**What is required**
From the records below, count the lines holding the string "substance". Only the number is wanted.

**Entries from a dataset of interfaces**
************

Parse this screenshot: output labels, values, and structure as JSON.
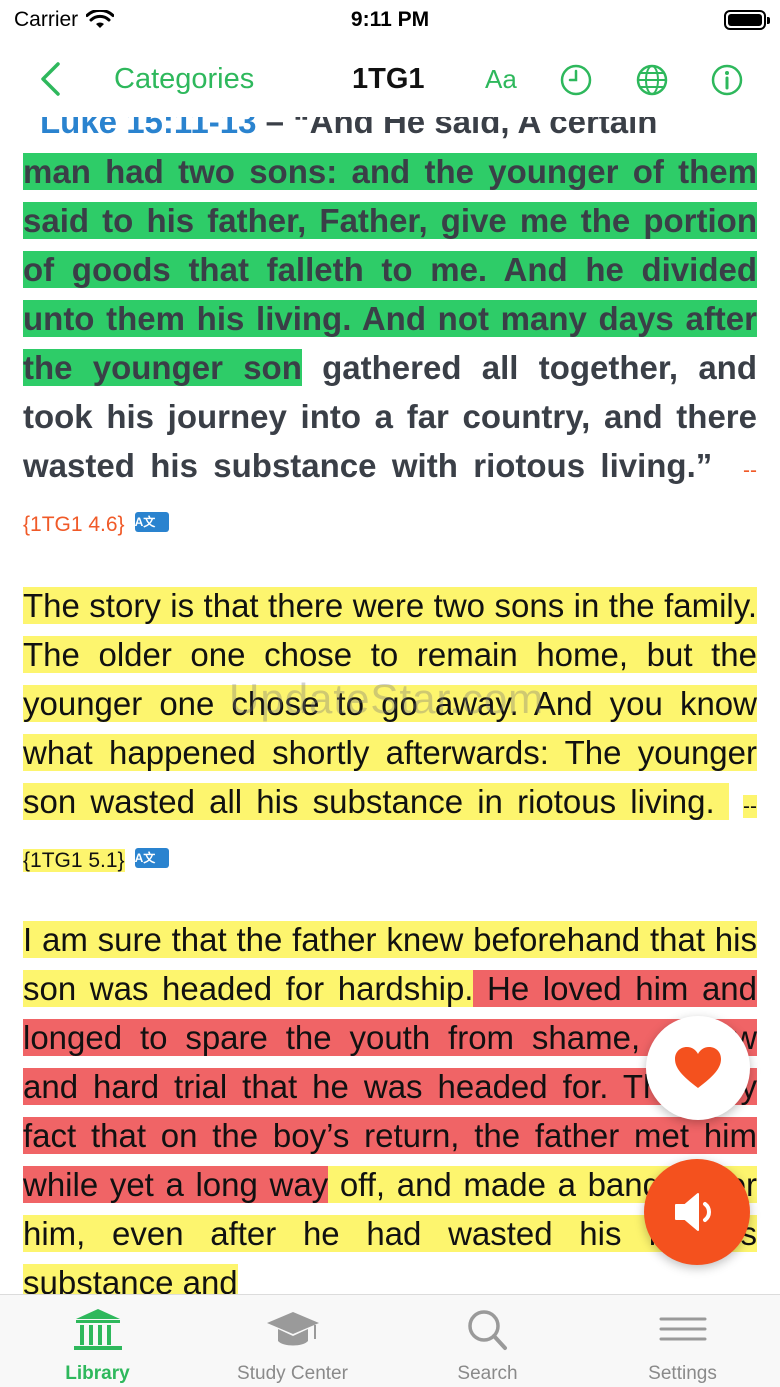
{
  "status_bar": {
    "carrier": "Carrier",
    "time": "9:11 PM"
  },
  "nav": {
    "back_label": "Categories",
    "title": "1TG1",
    "font_label": "Aa"
  },
  "content": {
    "p1_partial_ref": "Luke 15:11-13",
    "p1_partial_rest": " – “And He said, A certain",
    "p1_green": "man had two sons: and the younger of them said to his father, Father, give me the portion of goods that falleth to me. And he divided unto them his living. And not many days after the younger son",
    "p1_rest": " gathered all together, and took his journey into a far country, and there wasted his substance with riotous living.”",
    "p1_ref": "--{1TG1 4.6}",
    "p2_yellow": " The story is that there were two sons in the family. The older one chose to remain home, but the younger one chose to go away.  And you know what happened shortly afterwards: The younger son wasted all his substance in riotous living.",
    "p2_ref": "--{1TG1 5.1}",
    "p3_yellow_a": " I am sure that the father knew beforehand that his son was headed for hardship.",
    "p3_red": " He loved him and longed to spare the youth from shame, sorrow and hard trial that he was headed for. The very fact that on the boy’s return, the father met him while yet a long way",
    "p3_yellow_b": " off, and made a banquet for him, even after he had wasted his father’s substance and",
    "translate_badge": "A文",
    "watermark": "UpdateStar.com"
  },
  "tabs": [
    {
      "label": "Library",
      "icon": "library-icon",
      "active": true
    },
    {
      "label": "Study Center",
      "icon": "graduation-cap-icon",
      "active": false
    },
    {
      "label": "Search",
      "icon": "search-icon",
      "active": false
    },
    {
      "label": "Settings",
      "icon": "menu-lines-icon",
      "active": false
    }
  ],
  "colors": {
    "accent_green": "#2eb85c",
    "highlight_green": "#2ecc68",
    "highlight_yellow": "#fdf56e",
    "highlight_red": "#f06466",
    "reference_orange": "#f05a28",
    "link_blue": "#2a83cf",
    "audio_button": "#f4511e"
  }
}
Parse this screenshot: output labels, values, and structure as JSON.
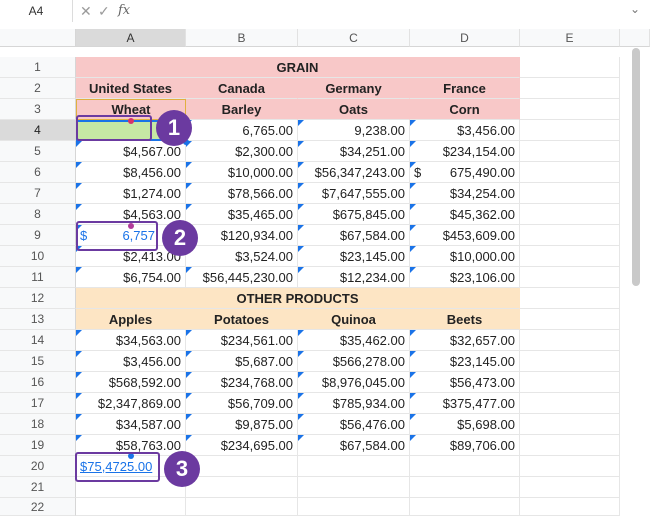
{
  "formula_bar": {
    "name_box": "A4",
    "cancel_icon": "✕",
    "confirm_icon": "✓",
    "function_icon": "fx",
    "expand_icon": "⌄"
  },
  "columns": [
    "A",
    "B",
    "C",
    "D",
    "E"
  ],
  "rows": [
    "1",
    "2",
    "3",
    "4",
    "5",
    "6",
    "7",
    "8",
    "9",
    "10",
    "11",
    "12",
    "13",
    "14",
    "15",
    "16",
    "17",
    "18",
    "19",
    "20",
    "21",
    "22"
  ],
  "cells": {
    "grain_title": "GRAIN",
    "r2": [
      "United States",
      "Canada",
      "Germany",
      "France"
    ],
    "r3": [
      "Wheat",
      "Barley",
      "Oats",
      "Corn"
    ],
    "r4": [
      "",
      "6,765.00",
      "9,238.00",
      "$3,456.00"
    ],
    "r5": [
      "$4,567.00",
      "$2,300.00",
      "$34,251.00",
      "$234,154.00"
    ],
    "r6": [
      "$8,456.00",
      "$10,000.00",
      "$56,347,243.00",
      "$",
      "675,490.00"
    ],
    "r7": [
      "$1,274.00",
      "$78,566.00",
      "$7,647,555.00",
      "$34,254.00"
    ],
    "r8": [
      "$4,563.00",
      "$35,465.00",
      "$675,845.00",
      "$45,362.00"
    ],
    "r9": [
      "$",
      "6,757",
      "$120,934.00",
      "$67,584.00",
      "$453,609.00"
    ],
    "r10": [
      "$2,413.00",
      "$3,524.00",
      "$23,145.00",
      "$10,000.00"
    ],
    "r11": [
      "$6,754.00",
      "$56,445,230.00",
      "$12,234.00",
      "$23,106.00"
    ],
    "other_title": "OTHER PRODUCTS",
    "r13": [
      "Apples",
      "Potatoes",
      "Quinoa",
      "Beets"
    ],
    "r14": [
      "$34,563.00",
      "$234,561.00",
      "$35,462.00",
      "$32,657.00"
    ],
    "r15": [
      "$3,456.00",
      "$5,687.00",
      "$566,278.00",
      "$23,145.00"
    ],
    "r16": [
      "$568,592.00",
      "$234,768.00",
      "$8,976,045.00",
      "$56,473.00"
    ],
    "r17": [
      "$2,347,869.00",
      "$56,709.00",
      "$785,934.00",
      "$375,477.00"
    ],
    "r18": [
      "$34,587.00",
      "$9,875.00",
      "$56,476.00",
      "$5,698.00"
    ],
    "r19": [
      "$58,763.00",
      "$234,695.00",
      "$67,584.00",
      "$89,706.00"
    ],
    "r20": [
      "$75,4725.00"
    ]
  },
  "badges": [
    "1",
    "2",
    "3"
  ],
  "colors": {
    "accent": "#6b3aa0",
    "header_pink": "#f8c8c8",
    "header_cream": "#fde5c4",
    "selection_green": "#c6e8a4",
    "link_blue": "#1a73e8"
  }
}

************

**Solution for this task**
3